▸ **Task details**
Go through the records line by line. Report how many lines contain "Today", with nothing else.

[Data excerpts]
[Start of Attachment]

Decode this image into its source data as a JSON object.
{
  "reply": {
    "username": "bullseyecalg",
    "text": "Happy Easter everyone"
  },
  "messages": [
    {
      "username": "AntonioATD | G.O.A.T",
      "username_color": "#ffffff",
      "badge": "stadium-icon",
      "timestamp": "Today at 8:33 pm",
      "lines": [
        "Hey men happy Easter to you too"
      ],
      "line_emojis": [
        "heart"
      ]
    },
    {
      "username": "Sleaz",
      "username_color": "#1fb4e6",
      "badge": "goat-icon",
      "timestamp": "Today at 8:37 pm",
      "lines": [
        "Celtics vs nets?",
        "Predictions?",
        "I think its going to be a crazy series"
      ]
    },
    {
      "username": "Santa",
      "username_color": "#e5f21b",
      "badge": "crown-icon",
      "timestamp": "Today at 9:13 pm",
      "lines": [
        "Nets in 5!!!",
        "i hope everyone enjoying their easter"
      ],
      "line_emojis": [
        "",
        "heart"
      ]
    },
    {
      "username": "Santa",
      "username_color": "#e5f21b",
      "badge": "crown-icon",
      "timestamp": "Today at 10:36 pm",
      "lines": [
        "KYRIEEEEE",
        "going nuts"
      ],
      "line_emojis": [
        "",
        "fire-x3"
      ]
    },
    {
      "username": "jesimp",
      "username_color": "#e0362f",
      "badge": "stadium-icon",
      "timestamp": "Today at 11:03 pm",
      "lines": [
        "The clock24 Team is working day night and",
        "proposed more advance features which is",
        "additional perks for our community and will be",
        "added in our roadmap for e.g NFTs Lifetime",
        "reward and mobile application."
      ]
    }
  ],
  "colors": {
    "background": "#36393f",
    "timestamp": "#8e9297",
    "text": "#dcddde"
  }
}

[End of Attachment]

▸ **Answer to this task**
5